Interface dataset entries:
○ ○ ○ ○ ○

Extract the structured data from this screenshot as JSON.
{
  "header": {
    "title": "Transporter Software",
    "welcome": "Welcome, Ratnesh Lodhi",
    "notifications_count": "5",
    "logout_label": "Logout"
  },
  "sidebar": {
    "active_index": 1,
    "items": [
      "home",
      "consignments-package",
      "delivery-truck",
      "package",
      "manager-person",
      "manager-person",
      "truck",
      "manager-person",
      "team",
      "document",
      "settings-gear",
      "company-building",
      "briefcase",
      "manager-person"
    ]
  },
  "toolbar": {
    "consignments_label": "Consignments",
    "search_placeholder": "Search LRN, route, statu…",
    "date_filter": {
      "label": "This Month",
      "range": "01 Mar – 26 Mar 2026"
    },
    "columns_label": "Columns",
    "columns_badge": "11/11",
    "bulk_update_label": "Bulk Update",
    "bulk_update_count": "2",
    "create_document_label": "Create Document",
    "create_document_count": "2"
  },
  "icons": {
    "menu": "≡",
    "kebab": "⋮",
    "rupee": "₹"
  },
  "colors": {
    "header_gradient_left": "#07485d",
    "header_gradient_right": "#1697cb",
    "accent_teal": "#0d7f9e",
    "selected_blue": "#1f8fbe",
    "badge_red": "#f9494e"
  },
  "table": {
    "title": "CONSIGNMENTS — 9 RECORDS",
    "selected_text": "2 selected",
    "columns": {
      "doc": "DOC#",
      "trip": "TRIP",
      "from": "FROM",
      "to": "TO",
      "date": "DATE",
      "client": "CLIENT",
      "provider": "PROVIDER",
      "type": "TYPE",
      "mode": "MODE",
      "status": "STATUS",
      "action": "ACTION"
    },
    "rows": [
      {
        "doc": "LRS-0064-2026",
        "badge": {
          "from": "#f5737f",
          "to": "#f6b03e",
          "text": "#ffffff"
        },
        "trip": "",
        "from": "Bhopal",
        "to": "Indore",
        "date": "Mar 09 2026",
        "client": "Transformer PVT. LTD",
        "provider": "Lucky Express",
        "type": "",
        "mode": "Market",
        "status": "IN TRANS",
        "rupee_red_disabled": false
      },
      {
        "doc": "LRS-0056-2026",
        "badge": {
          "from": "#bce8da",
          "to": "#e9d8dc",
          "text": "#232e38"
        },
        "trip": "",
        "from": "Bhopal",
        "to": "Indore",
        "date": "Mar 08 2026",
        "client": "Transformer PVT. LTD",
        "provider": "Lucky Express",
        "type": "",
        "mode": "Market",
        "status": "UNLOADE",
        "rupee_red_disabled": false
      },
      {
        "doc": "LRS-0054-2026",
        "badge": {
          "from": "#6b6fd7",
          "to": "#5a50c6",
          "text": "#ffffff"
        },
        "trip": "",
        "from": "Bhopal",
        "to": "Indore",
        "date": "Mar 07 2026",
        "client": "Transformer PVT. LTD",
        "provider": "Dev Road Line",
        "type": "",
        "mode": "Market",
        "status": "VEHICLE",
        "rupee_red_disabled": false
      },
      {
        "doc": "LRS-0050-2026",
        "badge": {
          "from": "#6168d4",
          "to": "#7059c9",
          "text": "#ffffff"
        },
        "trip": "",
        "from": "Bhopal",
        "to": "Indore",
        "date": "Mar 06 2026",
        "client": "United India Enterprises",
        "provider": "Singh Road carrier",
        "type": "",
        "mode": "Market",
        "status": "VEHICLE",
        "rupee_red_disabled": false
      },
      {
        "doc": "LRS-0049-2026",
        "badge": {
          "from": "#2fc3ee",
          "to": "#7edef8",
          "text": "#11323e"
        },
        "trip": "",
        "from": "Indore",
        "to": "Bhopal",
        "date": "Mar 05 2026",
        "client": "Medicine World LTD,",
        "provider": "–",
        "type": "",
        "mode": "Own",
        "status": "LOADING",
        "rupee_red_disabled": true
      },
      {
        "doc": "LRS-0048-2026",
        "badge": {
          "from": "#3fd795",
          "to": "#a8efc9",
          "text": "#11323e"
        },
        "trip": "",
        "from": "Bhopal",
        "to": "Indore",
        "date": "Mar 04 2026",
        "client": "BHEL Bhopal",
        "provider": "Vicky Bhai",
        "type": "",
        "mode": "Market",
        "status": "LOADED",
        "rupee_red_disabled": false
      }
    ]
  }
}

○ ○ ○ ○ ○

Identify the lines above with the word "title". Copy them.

Exercise solution:
    "title": "Transporter Software",
    "title": "CONSIGNMENTS — 9 RECORDS",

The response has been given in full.